A closely watched AstraZeneca drug did not extend lives of patients with the rare cancer mesothelioma when given on its own, but the drugmaker said it still believed the medicine had a role to play in combination treatments.

Mesothelioma is a deadly form of cancer that affects the lining of the lungs or abdomen. Patients typically live only nine to 12 months after initial diagnosis.

In a clinical trial tremelimumab failed to meet the goal of improving overall survival in hard-to-treat mesothelioma patients whose disease had already been treated unsuccessfully with standard drugs, AstraZeneca said on Monday.

Shares in the company fell 2.2 percent following the news.

"We are disappointed that tremelimumab monotherapy did not demonstrate a survival benefit in this patient population with no approved medicines beyond first-line treatment," said Robert Iannone, the company's head of immuno-oncology.

"However, we remain confident in tremelimumab’s clinical activity in combination."
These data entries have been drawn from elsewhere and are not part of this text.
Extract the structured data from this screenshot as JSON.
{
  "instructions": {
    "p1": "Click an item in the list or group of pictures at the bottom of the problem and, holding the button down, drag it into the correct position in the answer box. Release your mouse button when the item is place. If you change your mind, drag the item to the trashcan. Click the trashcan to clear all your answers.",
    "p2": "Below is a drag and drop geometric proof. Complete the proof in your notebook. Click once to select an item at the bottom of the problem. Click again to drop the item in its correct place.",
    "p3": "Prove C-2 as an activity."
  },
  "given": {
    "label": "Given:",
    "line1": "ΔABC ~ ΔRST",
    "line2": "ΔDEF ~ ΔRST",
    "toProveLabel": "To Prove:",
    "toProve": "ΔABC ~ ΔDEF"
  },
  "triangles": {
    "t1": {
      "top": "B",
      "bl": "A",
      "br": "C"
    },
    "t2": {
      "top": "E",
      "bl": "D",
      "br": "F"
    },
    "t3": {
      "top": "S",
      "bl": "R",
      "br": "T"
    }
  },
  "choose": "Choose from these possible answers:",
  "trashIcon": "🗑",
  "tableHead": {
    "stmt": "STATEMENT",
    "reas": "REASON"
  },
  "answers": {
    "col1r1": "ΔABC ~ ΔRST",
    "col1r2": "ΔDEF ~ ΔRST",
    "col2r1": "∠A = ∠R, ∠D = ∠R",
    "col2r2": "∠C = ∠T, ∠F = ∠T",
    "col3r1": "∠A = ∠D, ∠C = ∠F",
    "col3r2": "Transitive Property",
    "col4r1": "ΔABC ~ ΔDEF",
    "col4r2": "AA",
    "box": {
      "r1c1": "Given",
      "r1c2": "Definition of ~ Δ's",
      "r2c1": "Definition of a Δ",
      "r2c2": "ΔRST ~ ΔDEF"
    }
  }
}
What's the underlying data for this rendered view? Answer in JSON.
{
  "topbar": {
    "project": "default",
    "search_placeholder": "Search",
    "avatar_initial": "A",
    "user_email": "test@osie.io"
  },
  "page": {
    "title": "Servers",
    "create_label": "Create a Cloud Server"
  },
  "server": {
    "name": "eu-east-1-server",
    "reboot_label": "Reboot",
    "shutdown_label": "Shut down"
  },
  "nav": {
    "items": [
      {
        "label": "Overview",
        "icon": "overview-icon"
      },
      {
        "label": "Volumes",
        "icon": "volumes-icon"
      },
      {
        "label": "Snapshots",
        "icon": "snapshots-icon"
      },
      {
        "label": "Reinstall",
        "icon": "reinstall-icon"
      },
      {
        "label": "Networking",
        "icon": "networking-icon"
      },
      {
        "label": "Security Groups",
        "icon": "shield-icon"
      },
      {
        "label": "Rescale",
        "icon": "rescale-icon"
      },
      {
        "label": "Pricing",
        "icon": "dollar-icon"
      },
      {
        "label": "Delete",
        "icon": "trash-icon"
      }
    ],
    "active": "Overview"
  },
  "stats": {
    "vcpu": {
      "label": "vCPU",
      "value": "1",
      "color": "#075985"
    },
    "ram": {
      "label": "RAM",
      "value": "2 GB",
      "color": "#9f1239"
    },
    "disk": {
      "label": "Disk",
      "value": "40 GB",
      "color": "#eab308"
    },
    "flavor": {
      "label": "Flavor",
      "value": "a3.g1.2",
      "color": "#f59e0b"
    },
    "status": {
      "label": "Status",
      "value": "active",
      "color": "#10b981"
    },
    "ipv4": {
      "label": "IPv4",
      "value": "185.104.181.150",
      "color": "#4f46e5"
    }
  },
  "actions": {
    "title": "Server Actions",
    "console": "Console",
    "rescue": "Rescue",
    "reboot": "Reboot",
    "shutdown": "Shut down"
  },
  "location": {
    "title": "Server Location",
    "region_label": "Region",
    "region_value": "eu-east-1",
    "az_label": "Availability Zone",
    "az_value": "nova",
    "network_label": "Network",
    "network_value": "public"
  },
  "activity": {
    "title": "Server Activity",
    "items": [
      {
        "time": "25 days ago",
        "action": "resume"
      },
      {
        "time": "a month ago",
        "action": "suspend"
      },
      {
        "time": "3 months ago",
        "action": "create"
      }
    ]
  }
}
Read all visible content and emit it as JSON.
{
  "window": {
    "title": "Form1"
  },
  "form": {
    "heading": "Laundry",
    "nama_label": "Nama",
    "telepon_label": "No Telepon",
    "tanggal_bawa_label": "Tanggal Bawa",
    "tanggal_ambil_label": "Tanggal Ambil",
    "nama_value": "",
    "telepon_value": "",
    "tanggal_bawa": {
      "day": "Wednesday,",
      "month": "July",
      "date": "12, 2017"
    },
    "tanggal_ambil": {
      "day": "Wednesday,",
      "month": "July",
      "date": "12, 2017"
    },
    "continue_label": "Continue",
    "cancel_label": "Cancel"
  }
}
Tremelimumab is also being tested in combination with another of AstraZeneca’s immune-boosting drugs called durvalumab in multiple tumour types, including non-small cell lung cancer.

AstraZeneca is relying heavily on new cancer drugs to drive long-term growth and replace sales lost from older products that are going off patent.

Its biggest oncology bets are in the field of immunotherapy, or medicines that boost the body's natural immune system defences to fight cancerous cells.

However, the British-based group is facing tough competition from various rivals, including Bristol-Myers Squibb, which has pulled ahead in the race to dominate the hot new area of cancer medicine.

(Reporting by Ben Hirschler; Editing by Greg Mahlich)